After the compulsory shed, if there is one feature familiar to almost all allotment gardeners, it is the compost heap. These, like sheds, come in almost any size and style, and once perfected can be immensely rewarding and valuable. Now, I have been custodian of The Cutty Garden allotment for a smidgen over a year, and my shed was one of the first things that I sorted. All these months later however, and I still didn’t have a functioning compost heap! I had a space in mind, but it sat brooding under a confusion of weeds, green waste and unidentified rubbish; a neglected corner that I tried to avoid looking at too closely for any length of time. Time to launch ‘Operation Compost Heap’!
My partner AMP was keener than I, but his determination outweighed my trepidation and we set to work, chipping away at the clearance for a couple of hours each visit. Over the last few weekends of the winter we reclaimed several square feet of space. (I say ‘we’, but I admit, it was mostly AMP’s work – he is very handy to have around when it comes to digging or heavy DIY/construction work, although he is less enamoured with the fiddly jobs of seed sowing, taking cuttings, or weeding!)
We are aiming for a traditional three bay design, constructed from wooden pallets. This will allow one bay for filling with new waste as we create it, one bay to be rotting down, and a third that should contain useable compost at the end of the process. The pallets, combined with stakes and baler twine, make for easy building considering the lack of electricity or cordless power tools at the plot. The gaps between the slats will allow air to circulate through the composting material. (We may need to consider some form of insulation if we find the heap is not generating much heat and therefore composting too slowly.)
A further consideration, as always on the Cutty Garden Allotment, is the wildlife. Many creatures love the warm dampness of compost heaps, such as fogs and toads, and they may well have already been using the quiet corner of the plot before we barged in and began digging. We waited until February to start this project so as to minimise risk of disturbing hibernating animals just in case. We are mindful of the fact that until the compost heap really gets built up, removing the pile and digging up the area, as well as using membrane to suppress the weeds, would destroy an area of wildlife habitat, so we have built in compensation!

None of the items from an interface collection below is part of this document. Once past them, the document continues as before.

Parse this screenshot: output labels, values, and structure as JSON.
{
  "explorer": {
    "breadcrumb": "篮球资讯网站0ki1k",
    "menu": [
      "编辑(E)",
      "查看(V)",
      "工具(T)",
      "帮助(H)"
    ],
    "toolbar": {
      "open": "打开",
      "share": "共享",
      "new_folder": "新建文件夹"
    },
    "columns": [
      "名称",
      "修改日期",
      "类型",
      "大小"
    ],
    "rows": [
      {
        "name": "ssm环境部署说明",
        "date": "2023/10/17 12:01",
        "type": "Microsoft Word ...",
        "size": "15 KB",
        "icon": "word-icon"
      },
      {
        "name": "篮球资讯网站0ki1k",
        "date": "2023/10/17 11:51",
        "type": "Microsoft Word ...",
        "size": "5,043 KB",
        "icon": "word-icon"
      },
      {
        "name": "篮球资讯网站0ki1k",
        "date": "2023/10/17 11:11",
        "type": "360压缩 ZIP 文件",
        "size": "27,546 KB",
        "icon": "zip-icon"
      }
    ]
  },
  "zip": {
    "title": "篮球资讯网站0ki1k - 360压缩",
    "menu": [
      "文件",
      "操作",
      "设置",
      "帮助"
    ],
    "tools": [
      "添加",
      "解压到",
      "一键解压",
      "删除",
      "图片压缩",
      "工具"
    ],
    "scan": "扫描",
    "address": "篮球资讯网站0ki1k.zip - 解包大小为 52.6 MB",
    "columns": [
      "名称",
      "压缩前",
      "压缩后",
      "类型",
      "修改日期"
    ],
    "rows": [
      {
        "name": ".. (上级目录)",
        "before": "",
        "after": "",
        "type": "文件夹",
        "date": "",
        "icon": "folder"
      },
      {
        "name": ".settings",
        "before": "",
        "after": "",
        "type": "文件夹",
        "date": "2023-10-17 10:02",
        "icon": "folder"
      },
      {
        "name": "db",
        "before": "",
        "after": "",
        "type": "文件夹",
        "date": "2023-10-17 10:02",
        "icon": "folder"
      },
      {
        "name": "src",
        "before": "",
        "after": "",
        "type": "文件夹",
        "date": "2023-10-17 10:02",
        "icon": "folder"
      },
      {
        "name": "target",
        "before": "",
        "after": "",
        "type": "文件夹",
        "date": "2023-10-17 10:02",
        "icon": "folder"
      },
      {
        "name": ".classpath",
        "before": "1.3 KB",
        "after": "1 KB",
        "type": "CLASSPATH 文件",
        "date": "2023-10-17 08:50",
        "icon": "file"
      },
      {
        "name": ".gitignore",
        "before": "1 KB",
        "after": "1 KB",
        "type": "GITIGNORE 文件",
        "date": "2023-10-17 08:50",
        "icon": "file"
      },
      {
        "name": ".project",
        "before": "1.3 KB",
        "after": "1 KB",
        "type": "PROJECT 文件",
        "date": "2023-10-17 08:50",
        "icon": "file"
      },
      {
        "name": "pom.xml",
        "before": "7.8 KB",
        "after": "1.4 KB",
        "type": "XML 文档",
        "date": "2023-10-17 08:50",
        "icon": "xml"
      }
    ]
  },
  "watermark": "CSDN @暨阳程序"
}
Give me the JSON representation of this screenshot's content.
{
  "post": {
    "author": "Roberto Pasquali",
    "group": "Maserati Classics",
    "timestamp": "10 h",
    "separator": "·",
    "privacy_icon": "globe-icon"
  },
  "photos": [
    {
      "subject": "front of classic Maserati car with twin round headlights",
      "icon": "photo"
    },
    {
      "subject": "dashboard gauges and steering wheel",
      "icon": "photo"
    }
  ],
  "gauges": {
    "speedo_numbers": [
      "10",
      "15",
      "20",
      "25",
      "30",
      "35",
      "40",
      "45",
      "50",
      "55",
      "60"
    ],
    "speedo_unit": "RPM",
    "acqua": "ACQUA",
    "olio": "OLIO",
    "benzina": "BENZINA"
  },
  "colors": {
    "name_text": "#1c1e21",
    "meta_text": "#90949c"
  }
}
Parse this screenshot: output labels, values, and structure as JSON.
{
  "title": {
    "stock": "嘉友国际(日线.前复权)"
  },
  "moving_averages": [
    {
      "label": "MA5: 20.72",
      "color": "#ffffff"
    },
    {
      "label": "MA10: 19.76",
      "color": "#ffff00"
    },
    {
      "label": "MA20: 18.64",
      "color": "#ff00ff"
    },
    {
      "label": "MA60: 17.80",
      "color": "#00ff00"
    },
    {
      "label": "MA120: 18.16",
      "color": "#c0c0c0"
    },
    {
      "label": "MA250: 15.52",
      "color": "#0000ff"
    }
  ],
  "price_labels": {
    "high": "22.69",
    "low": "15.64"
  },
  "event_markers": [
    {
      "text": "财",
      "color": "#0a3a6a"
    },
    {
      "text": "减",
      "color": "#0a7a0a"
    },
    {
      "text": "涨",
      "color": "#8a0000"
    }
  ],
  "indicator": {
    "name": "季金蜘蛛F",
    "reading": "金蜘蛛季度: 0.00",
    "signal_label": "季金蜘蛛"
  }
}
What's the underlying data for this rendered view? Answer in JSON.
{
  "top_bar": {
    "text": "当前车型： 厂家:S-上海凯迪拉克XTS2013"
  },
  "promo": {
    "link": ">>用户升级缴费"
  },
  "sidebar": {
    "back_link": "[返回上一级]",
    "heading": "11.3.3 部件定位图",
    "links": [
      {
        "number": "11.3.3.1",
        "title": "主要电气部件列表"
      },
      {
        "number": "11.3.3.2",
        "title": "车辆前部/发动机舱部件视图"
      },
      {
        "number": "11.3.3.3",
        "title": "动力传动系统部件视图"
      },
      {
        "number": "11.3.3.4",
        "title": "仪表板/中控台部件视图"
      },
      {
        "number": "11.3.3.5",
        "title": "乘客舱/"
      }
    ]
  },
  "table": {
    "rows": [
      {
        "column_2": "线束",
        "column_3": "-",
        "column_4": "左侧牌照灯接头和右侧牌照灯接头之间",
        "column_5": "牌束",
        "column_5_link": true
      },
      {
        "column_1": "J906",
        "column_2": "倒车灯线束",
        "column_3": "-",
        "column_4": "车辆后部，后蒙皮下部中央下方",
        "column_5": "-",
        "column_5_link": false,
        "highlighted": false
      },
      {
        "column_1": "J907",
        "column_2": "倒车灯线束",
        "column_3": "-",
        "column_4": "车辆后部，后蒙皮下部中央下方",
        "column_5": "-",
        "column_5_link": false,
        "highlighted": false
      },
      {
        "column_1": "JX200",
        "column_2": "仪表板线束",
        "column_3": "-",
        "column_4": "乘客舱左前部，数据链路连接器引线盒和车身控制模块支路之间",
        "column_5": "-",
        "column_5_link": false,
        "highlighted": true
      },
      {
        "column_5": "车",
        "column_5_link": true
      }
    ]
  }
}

Around the side and back of the compost heap, is a new wildlife corridor with hideaways, making use of materials that would otherwise have been dumped. A ‘Toad Tunnel’ (or ‘Frog Freeway’, there is still some debate on this!) has been created, by placing sections of guttering upside down, along the gap between the pallets and the fence of the plot. This ‘tunnel’ has then been covered by logs, wood and branches, to create the ideal sheltered and damp nooks and crannies that both invertebrates and amphibians love. We will add more material as time goes on, whenever we have some.
The tunnel and woodpile will eventually lead from the wildlife bank, all the way around the back of the compost heaps, to a habitat pile already in situ at the base of the old stump. Future plans also include potentially constructing a bug hotel, and maybe even a small shallow pond in the unusable space between the compost heaps and the old apple trees, in front of where the Stump pile is now. In the meantime however, there is more clearance and two more bays to construct before Operation Compost Heap is complete!
Here are some step by step photos of phase one!